“Fatty liver is a very serious epidemic because it can affect children, it can lead to obesity and diabetes and it can lead to cirrhosis and liver failure,” says Dr Cabot.

“Fatty liver will probably reduce your life span by many years and will greatly reduce your quality of life."

Should you detox?

A liver detox program or cleanse takes it one step further than just merely avoiding potentially harmful substances.

“The reason why detox diets are so popular is that many people are aware of feeling under par after a period of excess,” says Holford. “This might be after too much sugar, caffeine, alcohol, fried food, overeating, active or passive smoking, pollution or drugs. These are all examples of substances the body has to work hard to detoxify.”A detox usually involves a period of one-to-two weeks whereby you restrict your diet to fresh juices, soups or other basic foods to take the stress off the liver and allow it to shed its toxic load.

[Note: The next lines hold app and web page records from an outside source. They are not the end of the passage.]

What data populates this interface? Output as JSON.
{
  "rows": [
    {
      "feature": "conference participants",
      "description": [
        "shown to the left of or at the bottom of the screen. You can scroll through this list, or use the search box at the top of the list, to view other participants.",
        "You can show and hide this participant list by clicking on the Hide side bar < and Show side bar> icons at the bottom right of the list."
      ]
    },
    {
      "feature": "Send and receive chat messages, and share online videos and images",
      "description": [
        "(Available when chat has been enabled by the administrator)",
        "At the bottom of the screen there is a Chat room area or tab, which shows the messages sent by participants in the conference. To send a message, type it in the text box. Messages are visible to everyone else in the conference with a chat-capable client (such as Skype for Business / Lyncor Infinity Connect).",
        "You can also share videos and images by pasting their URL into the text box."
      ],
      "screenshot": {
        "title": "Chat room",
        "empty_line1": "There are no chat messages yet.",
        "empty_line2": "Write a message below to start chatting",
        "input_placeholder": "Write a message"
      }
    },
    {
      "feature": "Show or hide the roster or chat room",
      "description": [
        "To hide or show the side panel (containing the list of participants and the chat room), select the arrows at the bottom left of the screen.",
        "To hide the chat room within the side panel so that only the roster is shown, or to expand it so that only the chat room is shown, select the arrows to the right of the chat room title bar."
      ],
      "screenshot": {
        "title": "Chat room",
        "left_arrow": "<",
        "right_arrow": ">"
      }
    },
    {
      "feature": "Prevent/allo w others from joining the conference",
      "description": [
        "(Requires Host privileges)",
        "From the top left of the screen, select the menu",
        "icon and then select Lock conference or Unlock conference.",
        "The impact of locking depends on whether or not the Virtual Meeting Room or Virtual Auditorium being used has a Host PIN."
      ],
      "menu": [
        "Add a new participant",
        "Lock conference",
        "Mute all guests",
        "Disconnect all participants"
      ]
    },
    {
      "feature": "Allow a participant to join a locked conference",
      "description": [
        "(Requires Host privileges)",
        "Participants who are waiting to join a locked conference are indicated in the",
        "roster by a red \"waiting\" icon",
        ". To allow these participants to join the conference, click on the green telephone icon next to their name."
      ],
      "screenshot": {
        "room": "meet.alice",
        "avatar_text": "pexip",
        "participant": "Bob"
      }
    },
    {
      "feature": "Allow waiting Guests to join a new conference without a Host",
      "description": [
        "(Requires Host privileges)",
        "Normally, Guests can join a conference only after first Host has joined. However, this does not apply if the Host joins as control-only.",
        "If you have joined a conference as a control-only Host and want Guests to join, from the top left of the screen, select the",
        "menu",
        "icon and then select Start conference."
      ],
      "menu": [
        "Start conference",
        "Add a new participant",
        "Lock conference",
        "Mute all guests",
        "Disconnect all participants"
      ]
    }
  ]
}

“Poor liver function, even of a slight degree, can cause far-reaching and diverse health problems,” says Dr Cabot. “By improving liver function through diet, raw juicing, and the correct liver tonics and minerals, these multiple health problems will be alleviated, or at the very least greatly reduced.”

But not everybody agrees that a detox is necessary or even that they work. Many health experts remain sceptical about the claims made by detox experts, and warn of the dangers of some of the ‘quick fix’ kits that border on starvation.

Ideally, a detox program should be performed under the guidance of your GP or dietitian who has the history to support their success and safety. The last thing you want to do is put your liver under even more duress.

“In the old days of total fasts, where you drank only water, naturopaths used to talk about the ‘healing crisis’, where you felt worse before you felt better,” says Holford. “But often this was really just a crisis.”

“The idea of a liver detox is to support and take the load off the organ by providing the nutrients it needs – not to give it even more work to do!” 

NEXT: Love your liver with Dr Sandra Cabot>> 

Rate This

Average: 3 (2 votes)
The information presented on this website is not intended as specific medical advice and is not a substitute for professional medical treatment or diagnosis. Read our Medical Notice.